■ DATA PROVIDED:
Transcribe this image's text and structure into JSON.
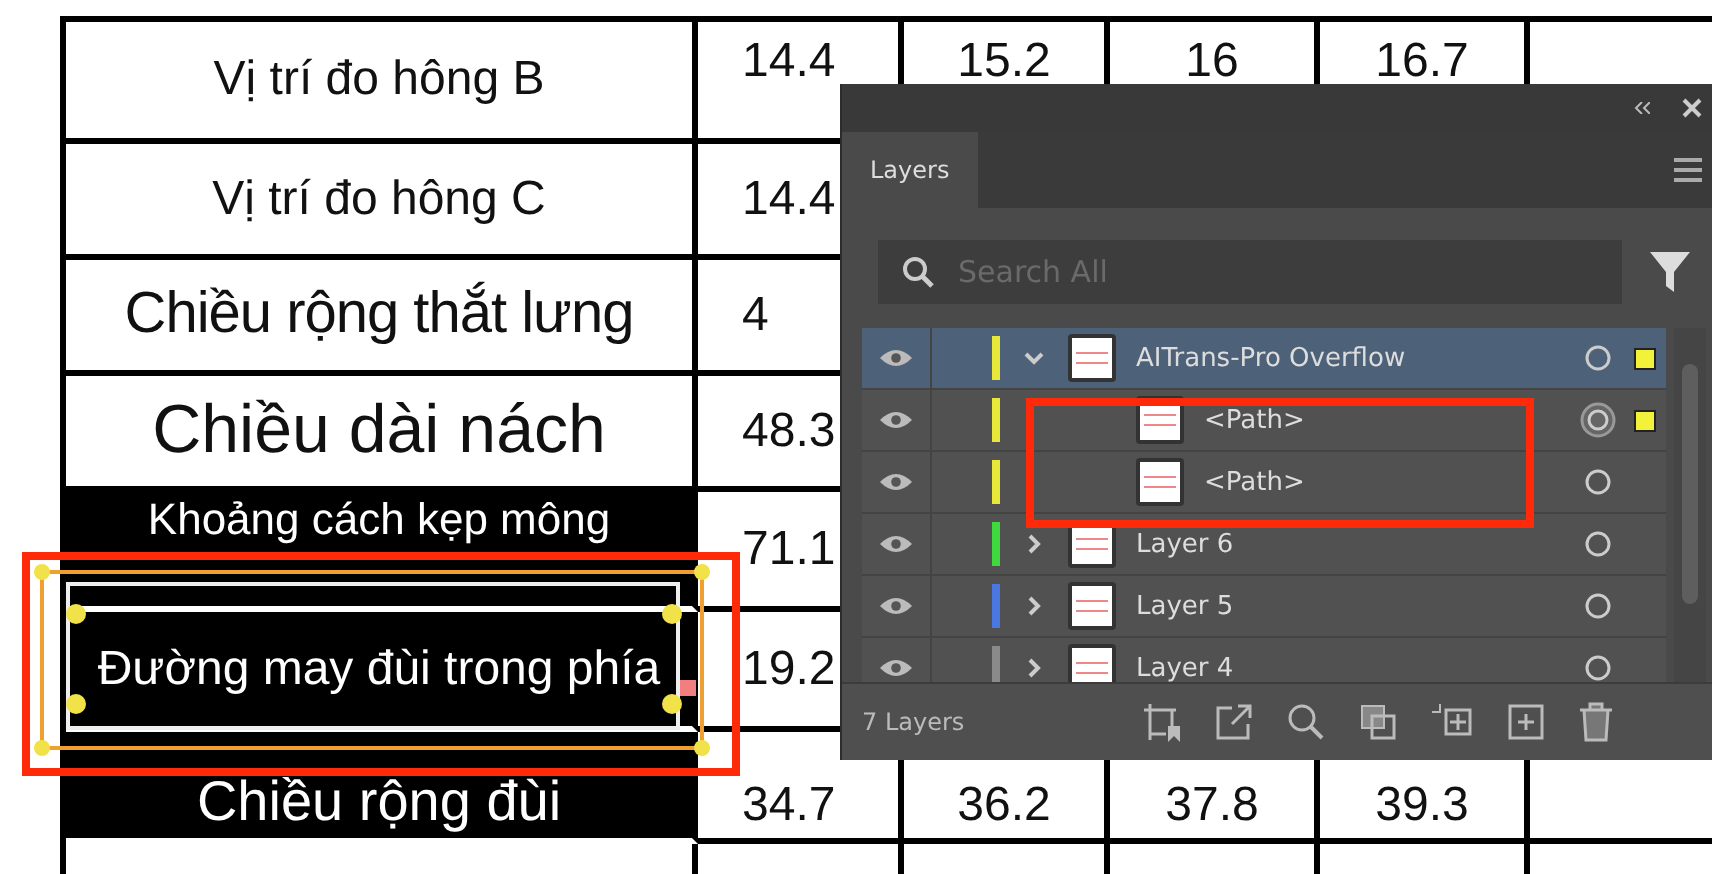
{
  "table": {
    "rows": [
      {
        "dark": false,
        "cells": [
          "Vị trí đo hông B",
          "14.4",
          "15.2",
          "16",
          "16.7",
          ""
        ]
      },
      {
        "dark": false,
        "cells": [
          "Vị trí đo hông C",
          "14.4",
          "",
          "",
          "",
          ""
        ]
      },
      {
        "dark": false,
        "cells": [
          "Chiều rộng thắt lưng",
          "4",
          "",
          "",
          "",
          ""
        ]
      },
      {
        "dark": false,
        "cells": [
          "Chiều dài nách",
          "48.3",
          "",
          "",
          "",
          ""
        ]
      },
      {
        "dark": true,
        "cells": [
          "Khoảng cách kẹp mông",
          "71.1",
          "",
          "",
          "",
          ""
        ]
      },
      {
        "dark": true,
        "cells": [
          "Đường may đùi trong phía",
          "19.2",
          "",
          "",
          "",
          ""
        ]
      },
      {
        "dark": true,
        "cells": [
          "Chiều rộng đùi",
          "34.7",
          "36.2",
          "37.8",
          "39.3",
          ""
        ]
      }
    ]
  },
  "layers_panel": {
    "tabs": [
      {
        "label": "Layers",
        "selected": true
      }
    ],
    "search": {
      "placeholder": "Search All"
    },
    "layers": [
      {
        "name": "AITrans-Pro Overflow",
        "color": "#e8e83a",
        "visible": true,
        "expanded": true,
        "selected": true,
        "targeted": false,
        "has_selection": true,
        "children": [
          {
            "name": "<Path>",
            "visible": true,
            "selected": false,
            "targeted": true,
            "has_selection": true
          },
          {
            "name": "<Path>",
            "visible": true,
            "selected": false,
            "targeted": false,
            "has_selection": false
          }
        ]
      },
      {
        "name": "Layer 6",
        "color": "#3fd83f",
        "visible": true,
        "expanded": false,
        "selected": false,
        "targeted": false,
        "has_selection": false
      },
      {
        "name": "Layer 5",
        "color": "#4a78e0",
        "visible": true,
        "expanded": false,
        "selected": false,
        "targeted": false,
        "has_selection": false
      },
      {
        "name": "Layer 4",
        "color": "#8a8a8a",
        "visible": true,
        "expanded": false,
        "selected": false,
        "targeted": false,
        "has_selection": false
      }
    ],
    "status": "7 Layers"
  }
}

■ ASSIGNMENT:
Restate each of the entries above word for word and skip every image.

■ WRITTEN RESPONSE:
Transcribe this image's text and structure into JSON.
{
  "table": {
    "rows": [
      {
        "dark": false,
        "cells": [
          "Vị trí đo hông B",
          "14.4",
          "15.2",
          "16",
          "16.7",
          ""
        ]
      },
      {
        "dark": false,
        "cells": [
          "Vị trí đo hông C",
          "14.4",
          "",
          "",
          "",
          ""
        ]
      },
      {
        "dark": false,
        "cells": [
          "Chiều rộng thắt lưng",
          "4",
          "",
          "",
          "",
          ""
        ]
      },
      {
        "dark": false,
        "cells": [
          "Chiều dài nách",
          "48.3",
          "",
          "",
          "",
          ""
        ]
      },
      {
        "dark": true,
        "cells": [
          "Khoảng cách kẹp mông",
          "71.1",
          "",
          "",
          "",
          ""
        ]
      },
      {
        "dark": true,
        "cells": [
          "Đường may đùi trong phía",
          "19.2",
          "",
          "",
          "",
          ""
        ]
      },
      {
        "dark": true,
        "cells": [
          "Chiều rộng đùi",
          "34.7",
          "36.2",
          "37.8",
          "39.3",
          ""
        ]
      }
    ]
  },
  "layers_panel": {
    "tabs": [
      {
        "label": "Layers",
        "selected": true
      }
    ],
    "search": {
      "placeholder": "Search All"
    },
    "layers": [
      {
        "name": "AITrans-Pro Overflow",
        "color": "#e8e83a",
        "visible": true,
        "expanded": true,
        "selected": true,
        "targeted": false,
        "has_selection": true,
        "children": [
          {
            "name": "<Path>",
            "visible": true,
            "selected": false,
            "targeted": true,
            "has_selection": true
          },
          {
            "name": "<Path>",
            "visible": true,
            "selected": false,
            "targeted": false,
            "has_selection": false
          }
        ]
      },
      {
        "name": "Layer 6",
        "color": "#3fd83f",
        "visible": true,
        "expanded": false,
        "selected": false,
        "targeted": false,
        "has_selection": false
      },
      {
        "name": "Layer 5",
        "color": "#4a78e0",
        "visible": true,
        "expanded": false,
        "selected": false,
        "targeted": false,
        "has_selection": false
      },
      {
        "name": "Layer 4",
        "color": "#8a8a8a",
        "visible": true,
        "expanded": false,
        "selected": false,
        "targeted": false,
        "has_selection": false
      }
    ],
    "status": "7 Layers"
  }
}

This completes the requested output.